Smith grew up in a violent household (like many children of that era) and we see that she doesn’t hesitate to use her fists or a makeshift weapon at hand if she needs to. When we first meet her she receives a scar from one of these fights and we see it throughout the rest of the film, to remind us of these beginnings. I could have used fewer flashbacks to violent incidents when she was a little girl, especially since, unlike the at times violent mother in Pariah, Smith’s abusive older sister Viola (Khandi Alexander) is neither as nuanced in the script nor in her performance as Kim Wayans’s Audrey.

We also see Smith’s relationships with men (even as Lucille remains a member of her revue as well as Bessie’s girlfriend, a portrait of, for a time, fairly happy polyamory) including her husband Jack Gee (played by The Wire’s Michael Kenneth Williams, his distinctive facial scar perfect for this volatile character) who becomes her manager and, because of his propensity for violence, her sometime protector in the business deals that commonly cheated Black performers. We see both how she should get far away from this man and how his presence works to her advantage–and that she may very well have seen this paradox too.

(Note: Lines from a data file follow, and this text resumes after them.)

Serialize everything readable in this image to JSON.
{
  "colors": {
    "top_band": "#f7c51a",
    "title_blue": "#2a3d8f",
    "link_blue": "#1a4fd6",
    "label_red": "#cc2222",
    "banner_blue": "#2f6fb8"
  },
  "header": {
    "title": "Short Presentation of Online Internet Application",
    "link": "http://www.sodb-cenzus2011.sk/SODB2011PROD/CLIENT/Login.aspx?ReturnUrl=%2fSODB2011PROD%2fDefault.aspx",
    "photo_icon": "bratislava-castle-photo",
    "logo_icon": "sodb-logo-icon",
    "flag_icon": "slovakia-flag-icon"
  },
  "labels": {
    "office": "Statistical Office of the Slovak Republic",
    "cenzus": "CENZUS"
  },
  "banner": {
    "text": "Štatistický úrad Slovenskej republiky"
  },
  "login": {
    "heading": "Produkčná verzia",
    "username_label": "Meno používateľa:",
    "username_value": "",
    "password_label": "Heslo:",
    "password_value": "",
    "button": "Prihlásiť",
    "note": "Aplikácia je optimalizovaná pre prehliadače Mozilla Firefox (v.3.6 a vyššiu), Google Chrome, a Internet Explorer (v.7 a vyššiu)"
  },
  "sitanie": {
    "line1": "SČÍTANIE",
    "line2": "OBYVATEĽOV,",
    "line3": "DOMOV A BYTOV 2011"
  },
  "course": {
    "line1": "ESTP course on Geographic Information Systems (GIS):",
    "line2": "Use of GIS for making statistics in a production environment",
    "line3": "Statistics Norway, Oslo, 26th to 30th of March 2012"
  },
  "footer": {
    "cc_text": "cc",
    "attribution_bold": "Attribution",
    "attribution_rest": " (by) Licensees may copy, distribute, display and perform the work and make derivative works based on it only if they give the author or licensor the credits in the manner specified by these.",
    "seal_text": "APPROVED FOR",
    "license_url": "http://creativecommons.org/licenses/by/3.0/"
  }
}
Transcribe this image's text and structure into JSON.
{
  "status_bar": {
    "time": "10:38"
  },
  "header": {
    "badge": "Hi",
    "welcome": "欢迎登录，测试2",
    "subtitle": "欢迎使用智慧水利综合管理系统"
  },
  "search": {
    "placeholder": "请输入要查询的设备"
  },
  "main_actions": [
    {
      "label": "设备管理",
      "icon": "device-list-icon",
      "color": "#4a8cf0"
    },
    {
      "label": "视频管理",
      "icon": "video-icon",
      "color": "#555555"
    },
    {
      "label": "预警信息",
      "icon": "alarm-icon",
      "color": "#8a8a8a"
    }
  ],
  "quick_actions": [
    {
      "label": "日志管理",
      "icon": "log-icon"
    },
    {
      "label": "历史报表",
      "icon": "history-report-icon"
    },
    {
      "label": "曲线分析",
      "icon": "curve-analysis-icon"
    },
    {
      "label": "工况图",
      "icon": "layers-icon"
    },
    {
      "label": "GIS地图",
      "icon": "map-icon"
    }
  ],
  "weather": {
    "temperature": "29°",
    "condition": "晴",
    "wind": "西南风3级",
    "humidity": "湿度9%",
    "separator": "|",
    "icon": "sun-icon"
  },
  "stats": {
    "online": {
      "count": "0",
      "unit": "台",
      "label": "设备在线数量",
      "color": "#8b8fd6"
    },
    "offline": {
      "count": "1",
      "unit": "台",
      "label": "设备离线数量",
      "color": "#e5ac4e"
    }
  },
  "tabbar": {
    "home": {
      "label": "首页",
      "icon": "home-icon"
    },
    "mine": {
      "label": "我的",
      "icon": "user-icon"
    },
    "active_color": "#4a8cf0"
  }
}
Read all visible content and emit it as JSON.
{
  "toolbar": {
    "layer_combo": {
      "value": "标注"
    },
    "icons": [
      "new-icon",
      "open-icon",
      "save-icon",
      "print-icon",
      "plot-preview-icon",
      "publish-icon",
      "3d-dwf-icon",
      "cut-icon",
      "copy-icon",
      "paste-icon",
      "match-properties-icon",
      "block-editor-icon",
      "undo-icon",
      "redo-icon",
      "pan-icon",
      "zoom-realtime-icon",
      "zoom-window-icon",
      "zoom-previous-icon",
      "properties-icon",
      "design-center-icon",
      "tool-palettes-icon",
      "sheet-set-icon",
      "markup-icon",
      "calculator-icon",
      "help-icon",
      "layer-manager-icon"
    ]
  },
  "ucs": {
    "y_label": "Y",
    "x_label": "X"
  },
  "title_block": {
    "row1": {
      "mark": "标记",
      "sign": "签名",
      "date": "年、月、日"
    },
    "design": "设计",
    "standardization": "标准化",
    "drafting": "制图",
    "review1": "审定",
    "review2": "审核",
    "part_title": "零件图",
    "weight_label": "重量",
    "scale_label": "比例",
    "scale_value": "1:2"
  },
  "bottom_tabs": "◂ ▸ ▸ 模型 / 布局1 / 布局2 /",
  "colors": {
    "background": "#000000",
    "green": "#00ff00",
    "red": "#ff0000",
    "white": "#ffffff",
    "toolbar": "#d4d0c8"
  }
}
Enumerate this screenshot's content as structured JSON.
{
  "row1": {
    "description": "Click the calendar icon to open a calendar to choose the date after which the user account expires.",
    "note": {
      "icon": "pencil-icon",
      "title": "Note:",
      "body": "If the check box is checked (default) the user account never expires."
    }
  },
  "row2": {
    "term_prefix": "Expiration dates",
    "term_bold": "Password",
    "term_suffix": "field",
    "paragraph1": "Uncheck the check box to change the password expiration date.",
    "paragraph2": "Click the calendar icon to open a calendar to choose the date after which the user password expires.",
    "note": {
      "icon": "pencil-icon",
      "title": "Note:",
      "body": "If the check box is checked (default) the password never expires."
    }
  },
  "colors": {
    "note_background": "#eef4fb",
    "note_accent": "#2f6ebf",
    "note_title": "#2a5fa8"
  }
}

I wish the film had used more period music (as well as more music that includes Smith’s voice, not Latifah’s) instead of the score which could have been lifted from pretty much any movie covering any era, the orchestra always intruding, telegraphing to us what we should be feeling instead of letting us feel. The last time I heard a score that distracted and irritated me to this extent–while still being completely forgettable–it was by the same composer: Rachel Portman. I know we need more women composers in film, but I much prefer the work of innovators like Mica Levi. I also wish the film had made its center the relationships with Rainey and Lucille (the publicity for the film, especially that targeted to queer women makes these two roles seem much bigger than they turn out to be). We’ve seen the story of the abusive husband-manager before (though Smith’s was probably one of the earlier examples) and the performer whose fortunes fall as her popularity does as surely as we haven’t seen complicated relationships between queer Black women, especially not on HBO.


Ren Jender is a queer writer-performer/producer putting a film together. Her writing besides appearing every week on Bitch Flicks has appeared in The Toast, xoJane and the Feminist Wire. You can follow her on Twitter @renjender.